- **EXERCISE PROMPT**: Say how many lines in the records hold "zoom". Nothing but the number should be given.

- **RECORDS FOR THIS EXERCISE**:
· · · · ·

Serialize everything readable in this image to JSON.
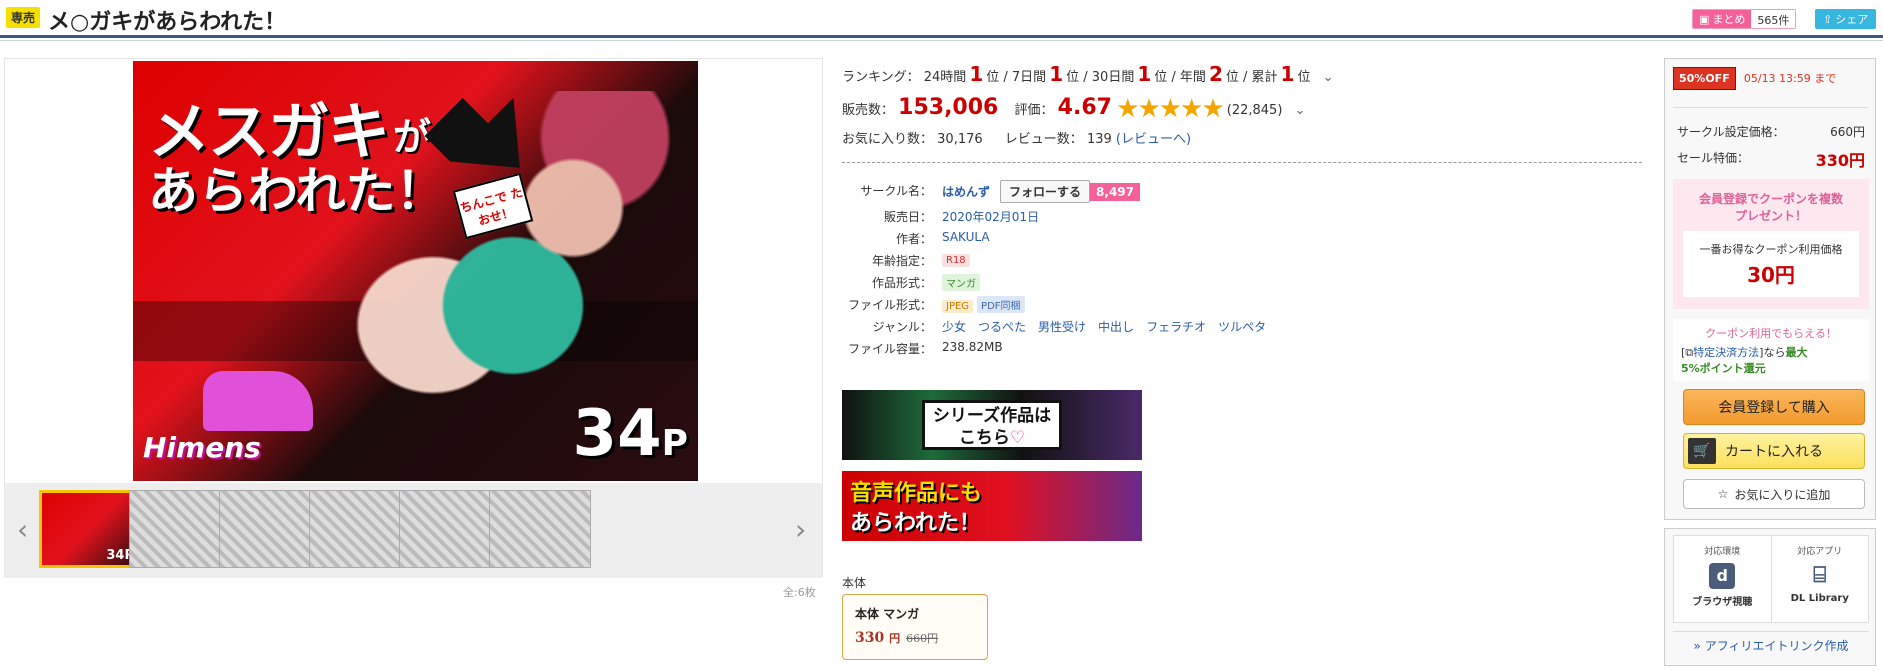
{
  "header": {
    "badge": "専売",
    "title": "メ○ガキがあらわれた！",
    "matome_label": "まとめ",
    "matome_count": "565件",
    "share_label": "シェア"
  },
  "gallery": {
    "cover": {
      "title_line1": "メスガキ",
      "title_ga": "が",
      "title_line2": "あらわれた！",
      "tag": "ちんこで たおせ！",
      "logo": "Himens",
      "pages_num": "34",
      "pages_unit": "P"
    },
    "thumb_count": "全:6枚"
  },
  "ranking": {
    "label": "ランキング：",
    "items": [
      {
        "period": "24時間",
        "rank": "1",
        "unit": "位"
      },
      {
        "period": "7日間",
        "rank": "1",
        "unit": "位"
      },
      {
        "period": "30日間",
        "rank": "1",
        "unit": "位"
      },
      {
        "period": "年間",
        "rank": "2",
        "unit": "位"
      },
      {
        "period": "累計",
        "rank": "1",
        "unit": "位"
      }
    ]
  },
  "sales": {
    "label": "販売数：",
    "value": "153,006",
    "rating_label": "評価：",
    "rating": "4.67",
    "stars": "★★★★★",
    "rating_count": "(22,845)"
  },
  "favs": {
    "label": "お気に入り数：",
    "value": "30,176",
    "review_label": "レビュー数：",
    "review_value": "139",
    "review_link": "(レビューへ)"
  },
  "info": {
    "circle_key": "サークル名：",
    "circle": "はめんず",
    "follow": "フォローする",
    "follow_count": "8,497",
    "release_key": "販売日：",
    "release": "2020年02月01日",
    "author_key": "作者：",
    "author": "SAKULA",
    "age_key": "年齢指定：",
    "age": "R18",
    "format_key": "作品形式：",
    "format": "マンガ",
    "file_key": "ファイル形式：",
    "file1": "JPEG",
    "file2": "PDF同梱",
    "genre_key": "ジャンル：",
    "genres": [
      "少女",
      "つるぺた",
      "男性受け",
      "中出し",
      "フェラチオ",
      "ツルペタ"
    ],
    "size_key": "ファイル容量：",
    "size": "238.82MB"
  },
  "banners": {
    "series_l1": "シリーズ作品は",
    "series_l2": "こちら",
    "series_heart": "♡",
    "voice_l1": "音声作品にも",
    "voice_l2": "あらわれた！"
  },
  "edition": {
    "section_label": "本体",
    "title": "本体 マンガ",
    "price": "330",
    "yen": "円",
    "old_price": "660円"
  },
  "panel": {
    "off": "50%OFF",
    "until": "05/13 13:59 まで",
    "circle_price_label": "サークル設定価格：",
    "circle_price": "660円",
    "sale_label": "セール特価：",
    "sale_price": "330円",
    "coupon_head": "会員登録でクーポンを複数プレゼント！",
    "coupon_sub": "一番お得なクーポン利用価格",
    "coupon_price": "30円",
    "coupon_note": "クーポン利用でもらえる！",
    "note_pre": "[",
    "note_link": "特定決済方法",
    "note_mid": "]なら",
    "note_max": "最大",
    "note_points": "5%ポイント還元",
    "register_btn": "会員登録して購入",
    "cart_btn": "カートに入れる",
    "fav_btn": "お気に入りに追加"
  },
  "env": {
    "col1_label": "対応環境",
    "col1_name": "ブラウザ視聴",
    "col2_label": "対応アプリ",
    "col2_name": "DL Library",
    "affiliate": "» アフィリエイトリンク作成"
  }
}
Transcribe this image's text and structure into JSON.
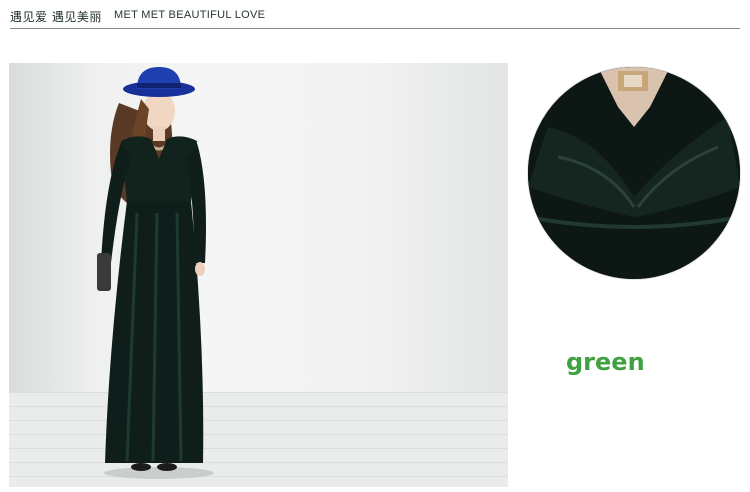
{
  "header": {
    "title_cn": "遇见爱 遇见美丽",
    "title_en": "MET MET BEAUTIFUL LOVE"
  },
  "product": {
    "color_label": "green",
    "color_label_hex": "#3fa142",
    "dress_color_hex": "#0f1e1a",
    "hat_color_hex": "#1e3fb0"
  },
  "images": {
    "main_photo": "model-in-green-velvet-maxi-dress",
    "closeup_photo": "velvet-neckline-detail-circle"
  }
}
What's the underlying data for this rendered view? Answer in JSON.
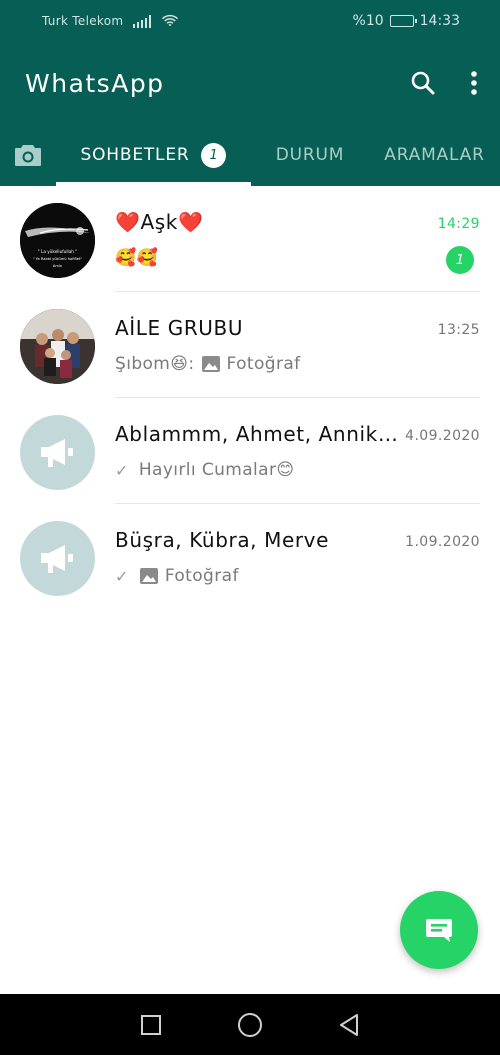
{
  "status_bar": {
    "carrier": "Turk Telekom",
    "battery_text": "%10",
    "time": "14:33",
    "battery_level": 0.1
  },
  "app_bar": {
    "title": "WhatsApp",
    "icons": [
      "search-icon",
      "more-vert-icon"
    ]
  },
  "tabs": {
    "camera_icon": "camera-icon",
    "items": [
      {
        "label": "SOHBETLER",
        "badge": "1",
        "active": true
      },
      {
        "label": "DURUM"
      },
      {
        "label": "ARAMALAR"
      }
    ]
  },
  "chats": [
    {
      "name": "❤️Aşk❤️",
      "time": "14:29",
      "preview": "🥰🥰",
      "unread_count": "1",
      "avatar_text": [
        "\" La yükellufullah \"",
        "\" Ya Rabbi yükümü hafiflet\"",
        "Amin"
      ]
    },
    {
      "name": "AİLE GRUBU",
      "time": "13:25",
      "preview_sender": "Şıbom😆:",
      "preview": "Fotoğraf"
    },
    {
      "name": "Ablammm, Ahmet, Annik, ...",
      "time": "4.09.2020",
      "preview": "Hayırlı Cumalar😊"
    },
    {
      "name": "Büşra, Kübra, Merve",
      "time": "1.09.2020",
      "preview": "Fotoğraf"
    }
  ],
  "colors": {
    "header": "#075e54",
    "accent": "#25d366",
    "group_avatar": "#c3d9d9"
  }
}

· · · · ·

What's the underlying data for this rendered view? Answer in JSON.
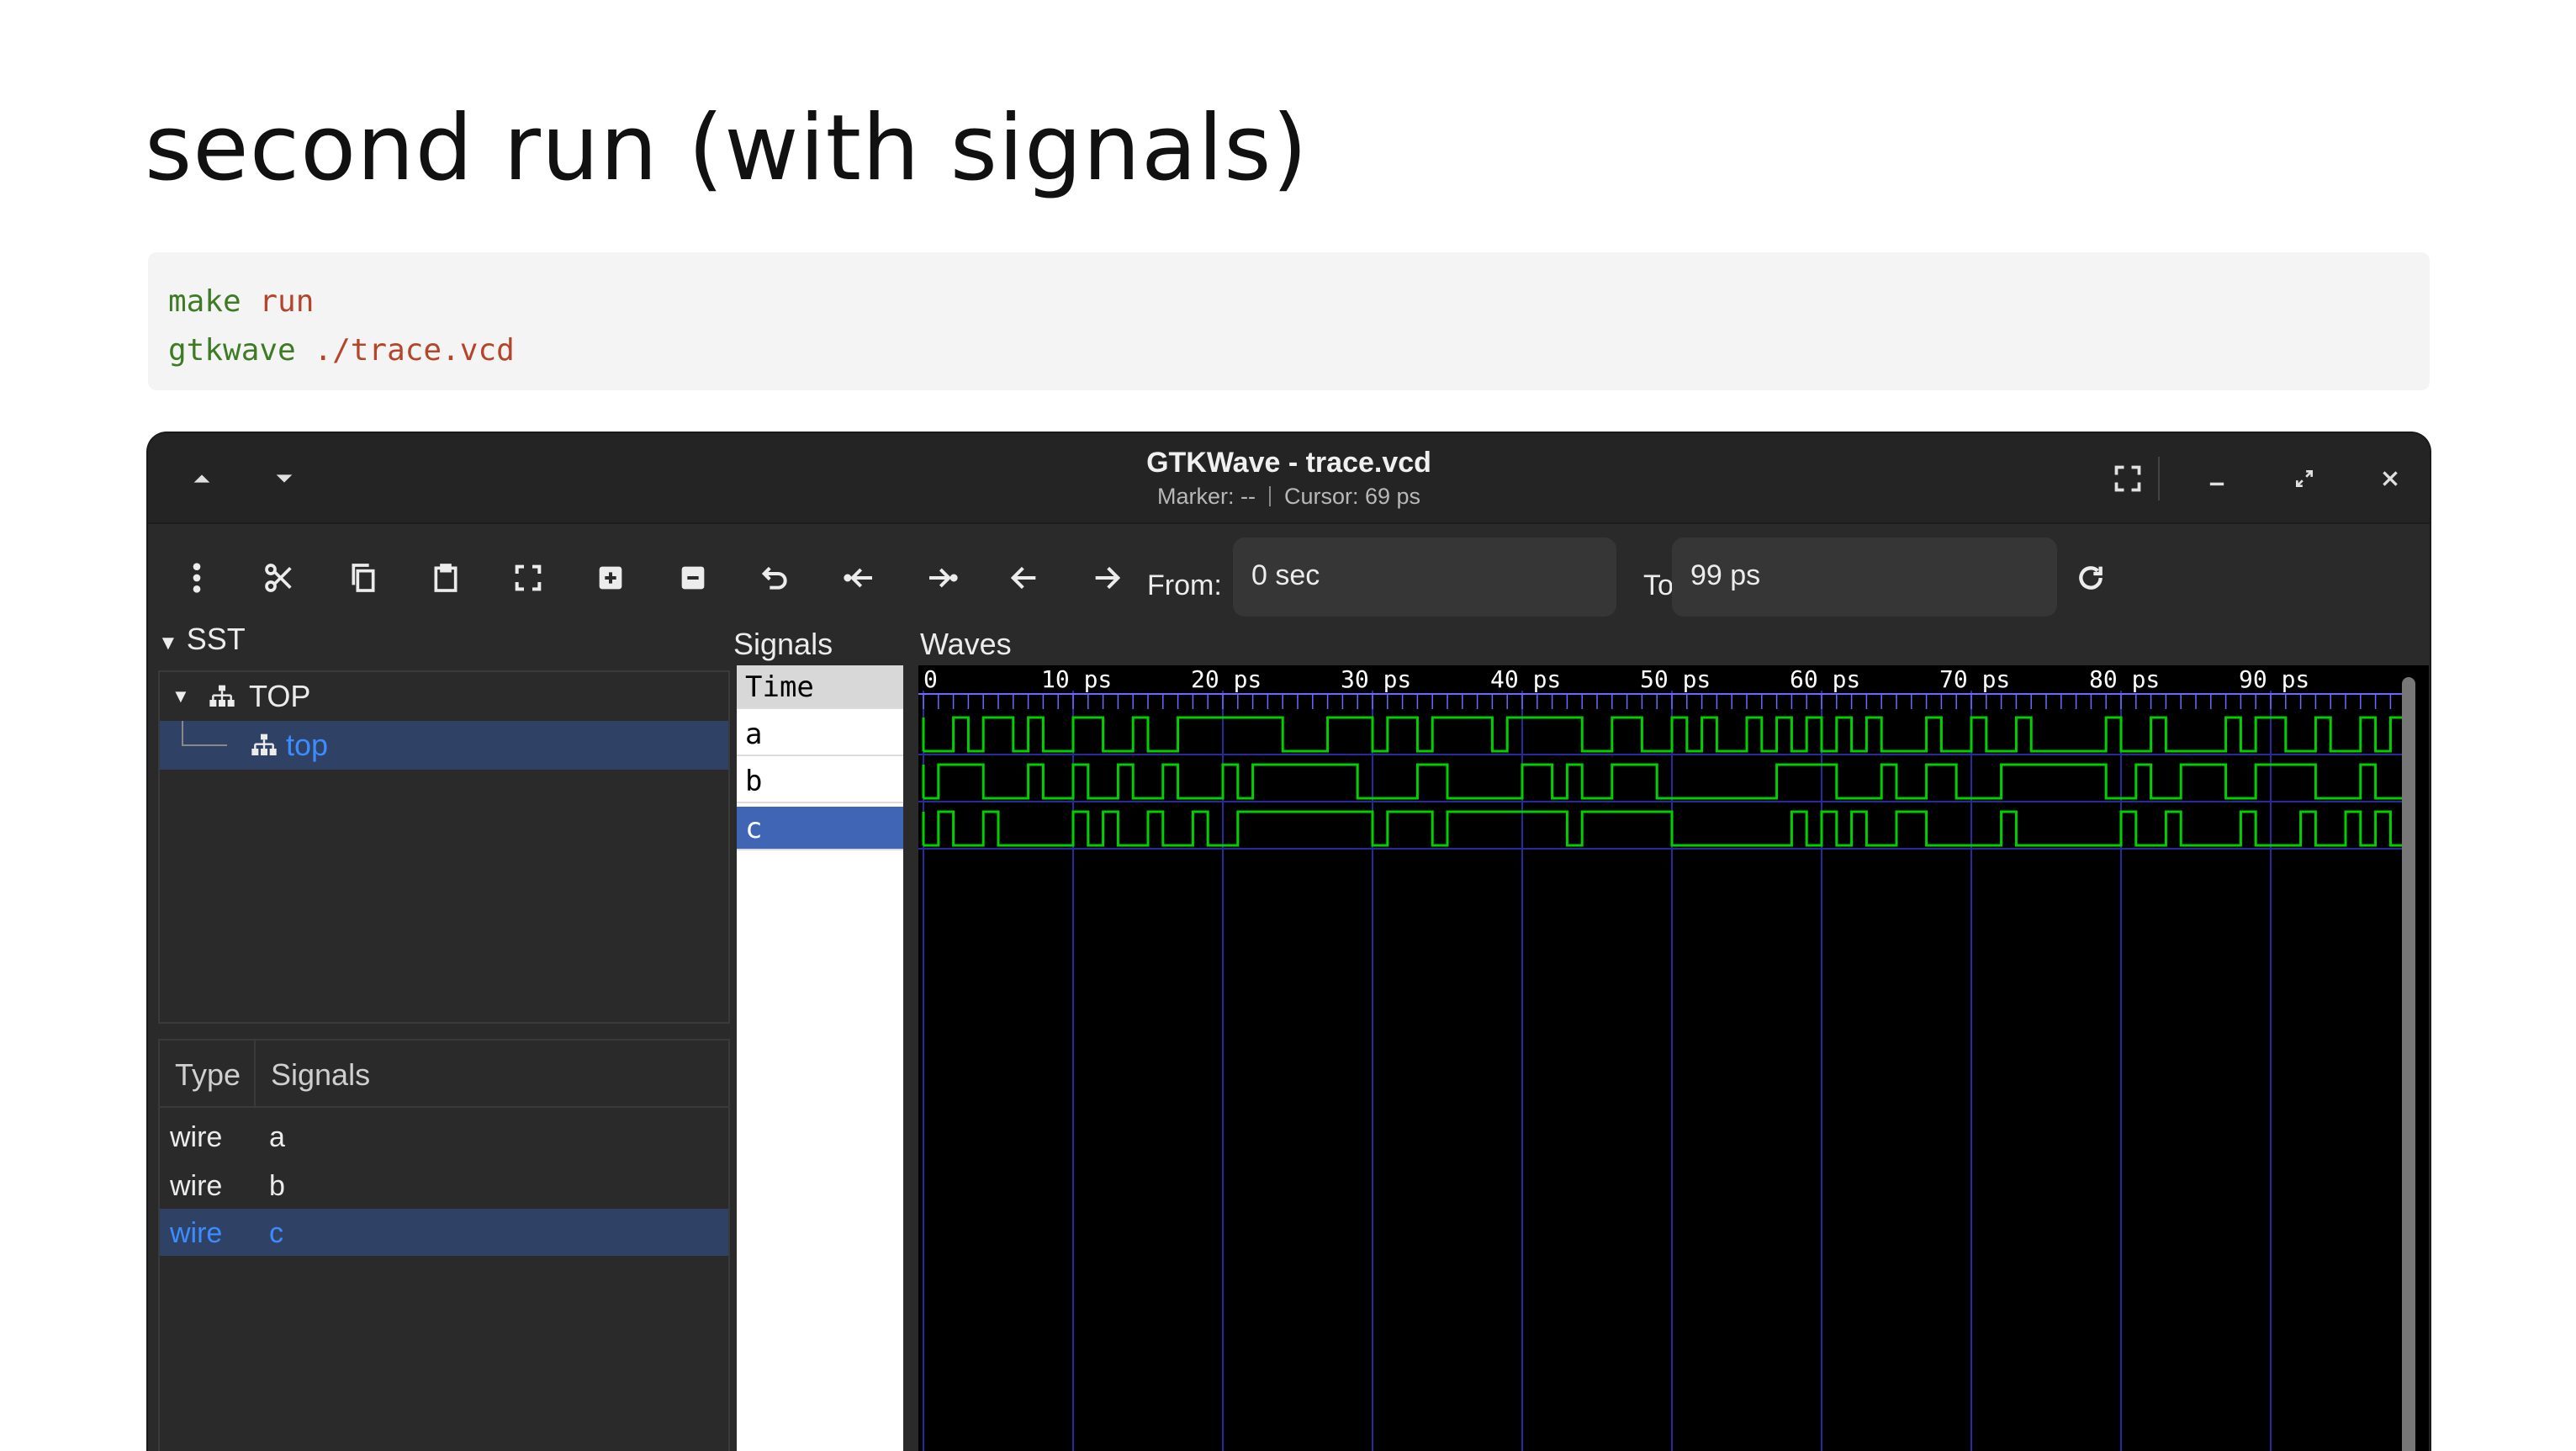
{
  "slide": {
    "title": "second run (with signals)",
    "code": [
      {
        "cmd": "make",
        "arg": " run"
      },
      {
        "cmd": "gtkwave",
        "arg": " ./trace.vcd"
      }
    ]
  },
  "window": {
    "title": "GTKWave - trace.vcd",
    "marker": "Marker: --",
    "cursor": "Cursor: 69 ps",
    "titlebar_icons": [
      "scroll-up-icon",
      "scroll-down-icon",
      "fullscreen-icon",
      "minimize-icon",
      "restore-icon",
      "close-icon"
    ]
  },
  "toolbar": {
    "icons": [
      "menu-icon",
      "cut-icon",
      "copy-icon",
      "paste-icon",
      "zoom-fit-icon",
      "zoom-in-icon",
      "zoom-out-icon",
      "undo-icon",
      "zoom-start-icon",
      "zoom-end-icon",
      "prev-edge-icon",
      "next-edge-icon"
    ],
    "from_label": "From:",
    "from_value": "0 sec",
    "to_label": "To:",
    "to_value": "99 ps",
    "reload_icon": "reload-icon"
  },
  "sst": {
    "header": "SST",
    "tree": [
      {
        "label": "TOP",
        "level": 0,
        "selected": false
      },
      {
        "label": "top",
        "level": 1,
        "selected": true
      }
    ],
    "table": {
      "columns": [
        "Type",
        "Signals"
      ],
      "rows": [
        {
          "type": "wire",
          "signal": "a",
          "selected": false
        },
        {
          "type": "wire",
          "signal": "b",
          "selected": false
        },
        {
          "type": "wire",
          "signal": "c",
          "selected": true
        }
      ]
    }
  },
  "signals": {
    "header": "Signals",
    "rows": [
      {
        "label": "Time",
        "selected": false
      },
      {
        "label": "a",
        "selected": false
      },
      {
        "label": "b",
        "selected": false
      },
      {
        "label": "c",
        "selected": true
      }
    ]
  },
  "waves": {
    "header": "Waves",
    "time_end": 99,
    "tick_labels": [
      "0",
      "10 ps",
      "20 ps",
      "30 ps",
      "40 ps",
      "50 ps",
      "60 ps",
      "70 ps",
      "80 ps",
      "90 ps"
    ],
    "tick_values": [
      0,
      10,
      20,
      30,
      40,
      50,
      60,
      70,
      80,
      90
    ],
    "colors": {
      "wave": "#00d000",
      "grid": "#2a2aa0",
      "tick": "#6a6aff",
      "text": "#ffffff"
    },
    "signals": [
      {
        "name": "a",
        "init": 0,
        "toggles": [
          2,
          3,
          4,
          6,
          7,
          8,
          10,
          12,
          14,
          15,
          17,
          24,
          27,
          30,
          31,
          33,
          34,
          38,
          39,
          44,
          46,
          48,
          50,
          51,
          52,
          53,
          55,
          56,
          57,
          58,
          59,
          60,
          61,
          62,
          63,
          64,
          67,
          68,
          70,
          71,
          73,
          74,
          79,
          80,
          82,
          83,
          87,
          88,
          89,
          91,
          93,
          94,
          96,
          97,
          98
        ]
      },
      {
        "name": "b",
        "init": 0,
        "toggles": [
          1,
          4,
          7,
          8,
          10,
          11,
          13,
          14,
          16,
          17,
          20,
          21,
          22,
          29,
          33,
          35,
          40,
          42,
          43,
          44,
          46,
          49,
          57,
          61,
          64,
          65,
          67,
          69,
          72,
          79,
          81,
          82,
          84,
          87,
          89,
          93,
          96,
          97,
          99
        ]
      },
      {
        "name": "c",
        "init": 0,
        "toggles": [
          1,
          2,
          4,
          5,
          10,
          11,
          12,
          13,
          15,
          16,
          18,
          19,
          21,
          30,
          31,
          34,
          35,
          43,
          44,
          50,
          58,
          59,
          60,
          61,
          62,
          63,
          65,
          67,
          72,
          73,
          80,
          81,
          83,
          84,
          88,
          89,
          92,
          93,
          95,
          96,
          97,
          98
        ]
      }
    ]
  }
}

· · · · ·

- **ANSWER**: 5